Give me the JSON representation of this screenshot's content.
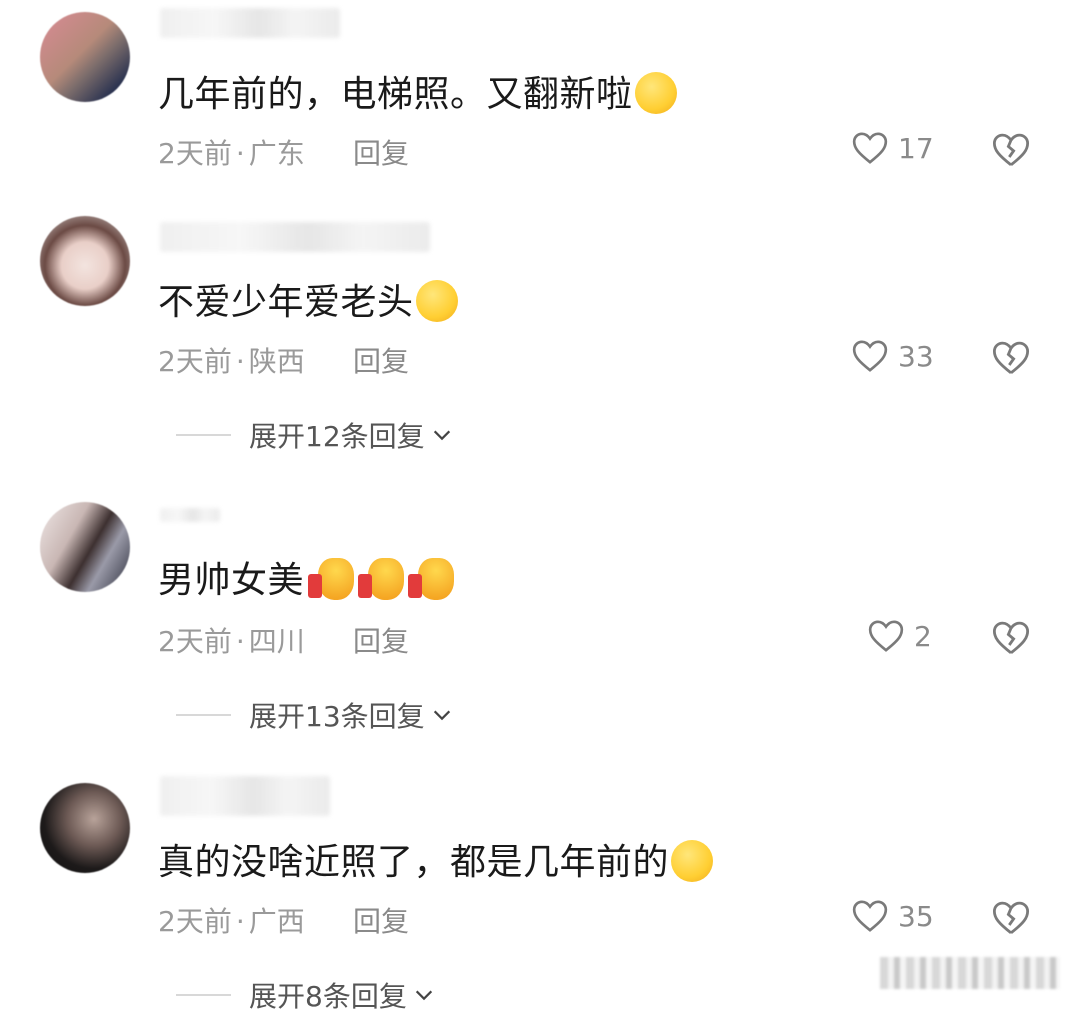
{
  "comments": [
    {
      "text": "几年前的，电梯照。又翻新啦",
      "emoji": [
        "smirk-face"
      ],
      "time": "2天前",
      "location": "广东",
      "reply_label": "回复",
      "likes": "17"
    },
    {
      "text": "不爱少年爱老头",
      "emoji": [
        "laughing-tears-face"
      ],
      "time": "2天前",
      "location": "陕西",
      "reply_label": "回复",
      "likes": "33",
      "expand_label": "展开12条回复"
    },
    {
      "text": "男帅女美",
      "emoji": [
        "thumbs-up",
        "thumbs-up",
        "thumbs-up"
      ],
      "time": "2天前",
      "location": "四川",
      "reply_label": "回复",
      "likes": "2",
      "expand_label": "展开13条回复"
    },
    {
      "text": "真的没啥近照了，都是几年前的",
      "emoji": [
        "facepalm-face"
      ],
      "time": "2天前",
      "location": "广西",
      "reply_label": "回复",
      "likes": "35",
      "expand_label": "展开8条回复"
    }
  ],
  "separator": "·",
  "colors": {
    "meta": "#9a9a9a",
    "text": "#1a1a1a",
    "icon": "#7a7a7a"
  }
}
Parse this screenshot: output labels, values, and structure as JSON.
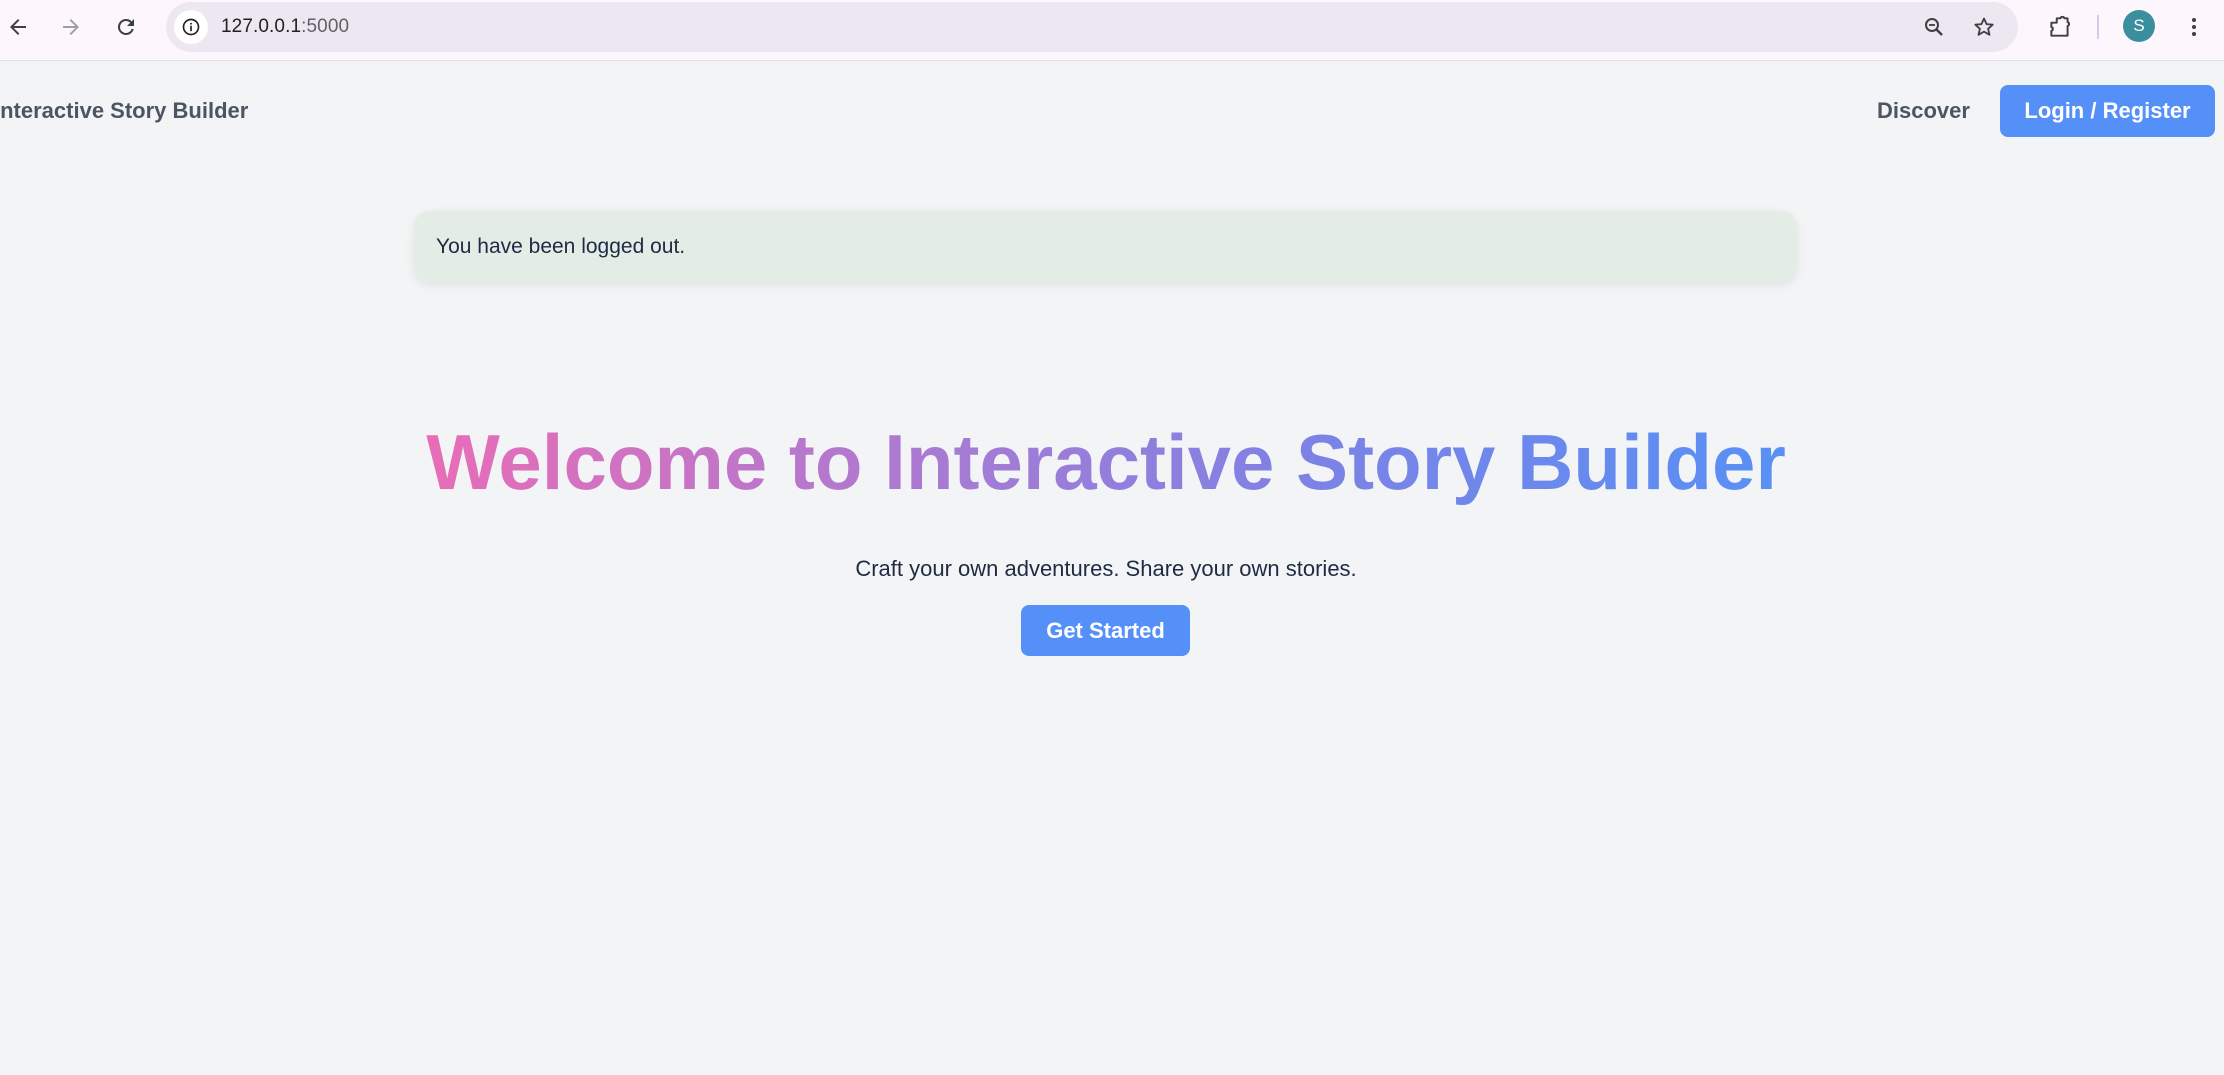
{
  "browser": {
    "url_host": "127.0.0.1",
    "url_port": ":5000",
    "profile_initial": "S",
    "icons": [
      "back-arrow-icon",
      "forward-arrow-icon",
      "reload-icon",
      "site-info-icon",
      "zoom-icon",
      "bookmark-star-icon",
      "extensions-icon",
      "kebab-menu-icon"
    ]
  },
  "header": {
    "brand": "Interactive Story Builder",
    "discover_label": "Discover",
    "login_label": "Login / Register"
  },
  "flash": {
    "message": "You have been logged out."
  },
  "hero": {
    "title": "Welcome to Interactive Story Builder",
    "subtitle": "Craft your own adventures. Share your own stories.",
    "cta_label": "Get Started"
  },
  "colors": {
    "primary": "#5590f8",
    "flash_bg": "#e3ede6",
    "page_bg": "#f3f4f6",
    "gradient_start": "#e86db7",
    "gradient_end": "#5890f5"
  }
}
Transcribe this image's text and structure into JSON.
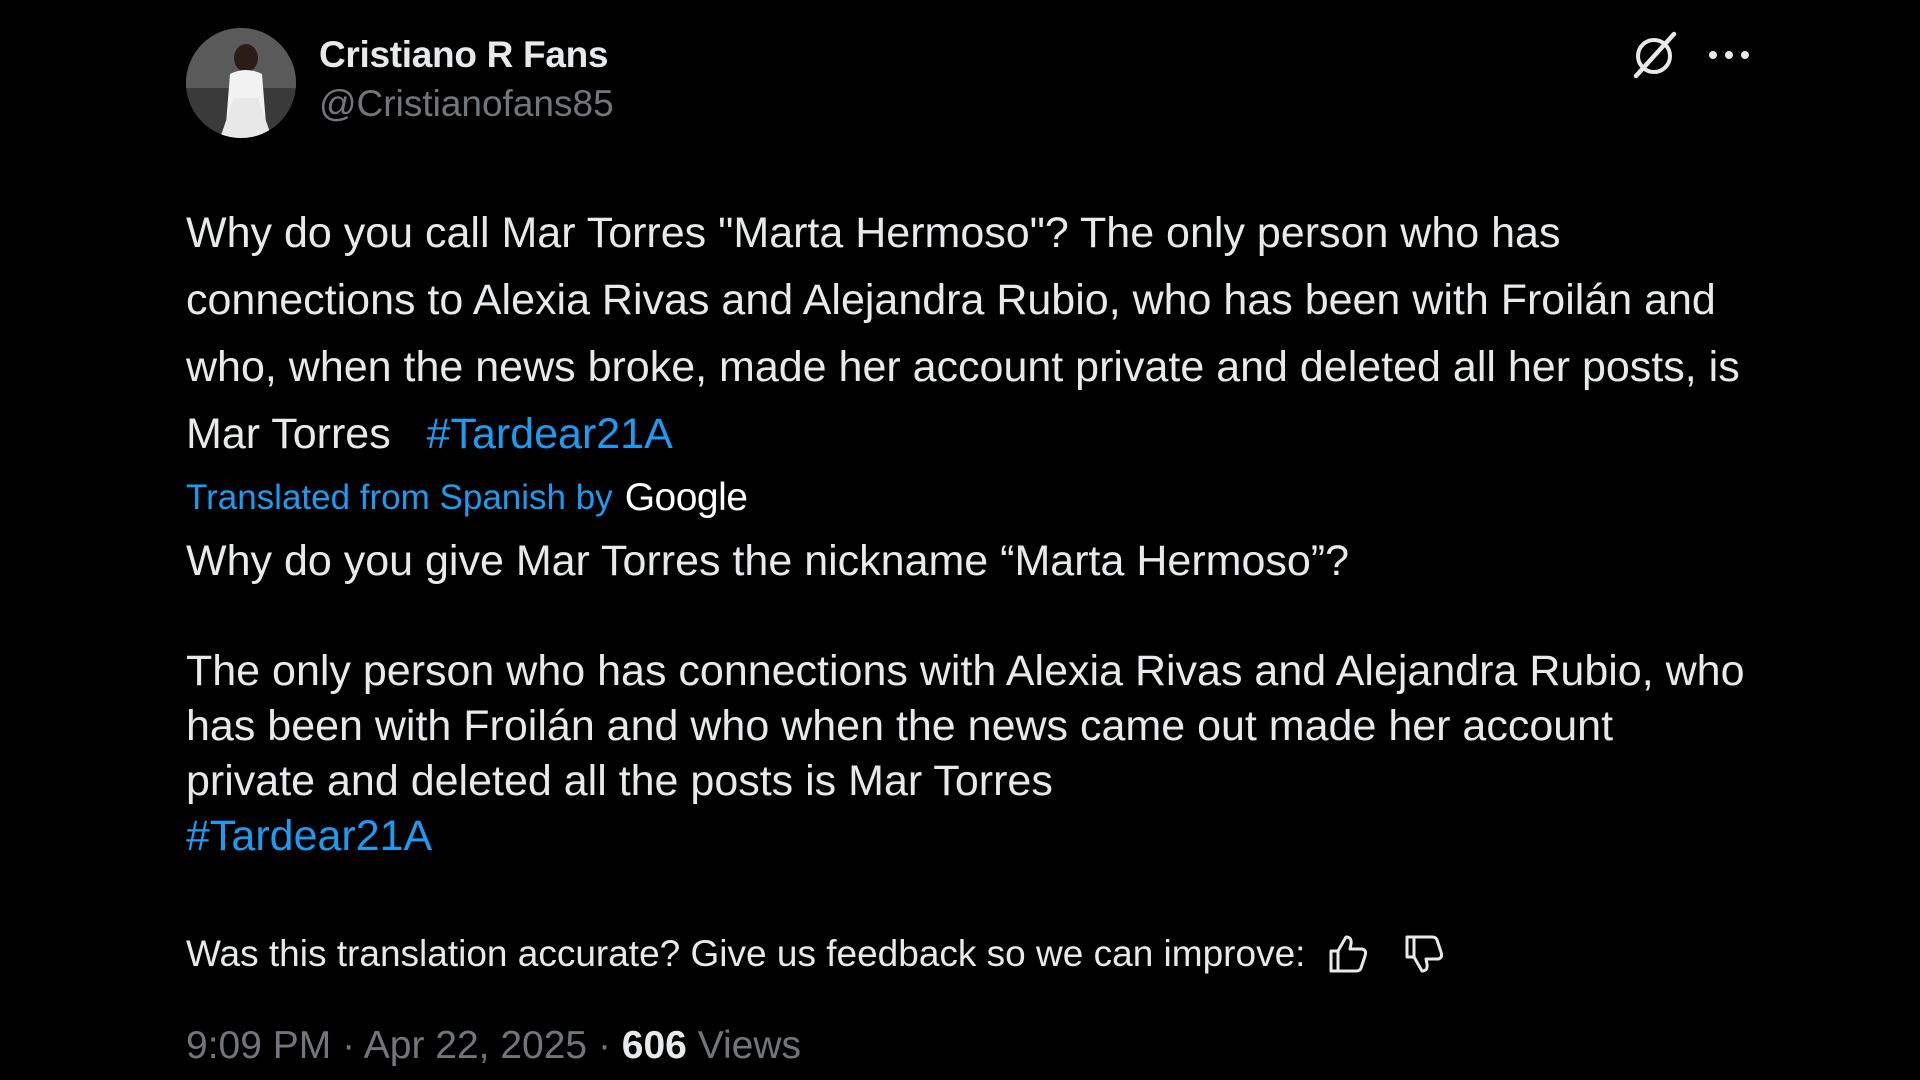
{
  "author": {
    "display_name": "Cristiano R Fans",
    "handle": "@Cristianofans85",
    "avatar_icon": "avatar-photo"
  },
  "actions": {
    "grok_icon": "grok-icon",
    "more_icon": "more-icon"
  },
  "original": {
    "text": "Why do you call Mar Torres \"Marta Hermoso\"? The only person who has connections to Alexia Rivas and Alejandra Rubio, who has been with Froilán and who, when the news broke, made her account private and deleted all her posts, is Mar Torres",
    "hashtag": "#Tardear21A"
  },
  "translation_attribution": {
    "label": "Translated from Spanish by",
    "provider": "Google"
  },
  "translation": {
    "paragraph1": "Why do you give Mar Torres the nickname “Marta Hermoso”?",
    "paragraph2": "The only person who has connections with Alexia Rivas and Alejandra Rubio, who has been with Froilán and who when the news came out made her account private and deleted all the posts is Mar Torres",
    "hashtag": "#Tardear21A"
  },
  "feedback": {
    "prompt": "Was this translation accurate? Give us feedback so we can improve:",
    "thumbs_up_icon": "thumbs-up-icon",
    "thumbs_down_icon": "thumbs-down-icon"
  },
  "meta": {
    "time": "9:09 PM",
    "separator": " · ",
    "date": "Apr 22, 2025",
    "views_count": "606",
    "views_label": "Views"
  },
  "colors": {
    "background": "#000000",
    "text": "#e7e9ea",
    "muted": "#71767b",
    "link": "#1d9bf0"
  }
}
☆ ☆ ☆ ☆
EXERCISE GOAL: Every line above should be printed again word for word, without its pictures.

EXERCISE RESULT:
Give me the JSON representation of this screenshot's content.
{
  "comments": [
    {
      "text": "几年前的，电梯照。又翻新啦",
      "emoji": [
        "smirk-face"
      ],
      "time": "2天前",
      "location": "广东",
      "reply_label": "回复",
      "likes": "17"
    },
    {
      "text": "不爱少年爱老头",
      "emoji": [
        "laughing-tears-face"
      ],
      "time": "2天前",
      "location": "陕西",
      "reply_label": "回复",
      "likes": "33",
      "expand_label": "展开12条回复"
    },
    {
      "text": "男帅女美",
      "emoji": [
        "thumbs-up",
        "thumbs-up",
        "thumbs-up"
      ],
      "time": "2天前",
      "location": "四川",
      "reply_label": "回复",
      "likes": "2",
      "expand_label": "展开13条回复"
    },
    {
      "text": "真的没啥近照了，都是几年前的",
      "emoji": [
        "facepalm-face"
      ],
      "time": "2天前",
      "location": "广西",
      "reply_label": "回复",
      "likes": "35",
      "expand_label": "展开8条回复"
    }
  ],
  "separator": "·",
  "colors": {
    "meta": "#9a9a9a",
    "text": "#1a1a1a",
    "icon": "#7a7a7a"
  }
}
Parse this screenshot: output labels, values, and structure as JSON.
{
  "browser": {
    "url_host": "127.0.0.1",
    "url_port": ":5000",
    "profile_initial": "S",
    "icons": [
      "back-arrow-icon",
      "forward-arrow-icon",
      "reload-icon",
      "site-info-icon",
      "zoom-icon",
      "bookmark-star-icon",
      "extensions-icon",
      "kebab-menu-icon"
    ]
  },
  "header": {
    "brand": "Interactive Story Builder",
    "discover_label": "Discover",
    "login_label": "Login / Register"
  },
  "flash": {
    "message": "You have been logged out."
  },
  "hero": {
    "title": "Welcome to Interactive Story Builder",
    "subtitle": "Craft your own adventures. Share your own stories.",
    "cta_label": "Get Started"
  },
  "colors": {
    "primary": "#5590f8",
    "flash_bg": "#e3ede6",
    "page_bg": "#f3f4f6",
    "gradient_start": "#e86db7",
    "gradient_end": "#5890f5"
  }
}
Transcribe this image's text and structure into JSON.
{
  "author": {
    "display_name": "Cristiano R Fans",
    "handle": "@Cristianofans85",
    "avatar_icon": "avatar-photo"
  },
  "actions": {
    "grok_icon": "grok-icon",
    "more_icon": "more-icon"
  },
  "original": {
    "text": "Why do you call Mar Torres \"Marta Hermoso\"? The only person who has connections to Alexia Rivas and Alejandra Rubio, who has been with Froilán and who, when the news broke, made her account private and deleted all her posts, is Mar Torres",
    "hashtag": "#Tardear21A"
  },
  "translation_attribution": {
    "label": "Translated from Spanish by",
    "provider": "Google"
  },
  "translation": {
    "paragraph1": "Why do you give Mar Torres the nickname “Marta Hermoso”?",
    "paragraph2": "The only person who has connections with Alexia Rivas and Alejandra Rubio, who has been with Froilán and who when the news came out made her account private and deleted all the posts is Mar Torres",
    "hashtag": "#Tardear21A"
  },
  "feedback": {
    "prompt": "Was this translation accurate? Give us feedback so we can improve:",
    "thumbs_up_icon": "thumbs-up-icon",
    "thumbs_down_icon": "thumbs-down-icon"
  },
  "meta": {
    "time": "9:09 PM",
    "separator": " · ",
    "date": "Apr 22, 2025",
    "views_count": "606",
    "views_label": "Views"
  },
  "colors": {
    "background": "#000000",
    "text": "#e7e9ea",
    "muted": "#71767b",
    "link": "#1d9bf0"
  }
}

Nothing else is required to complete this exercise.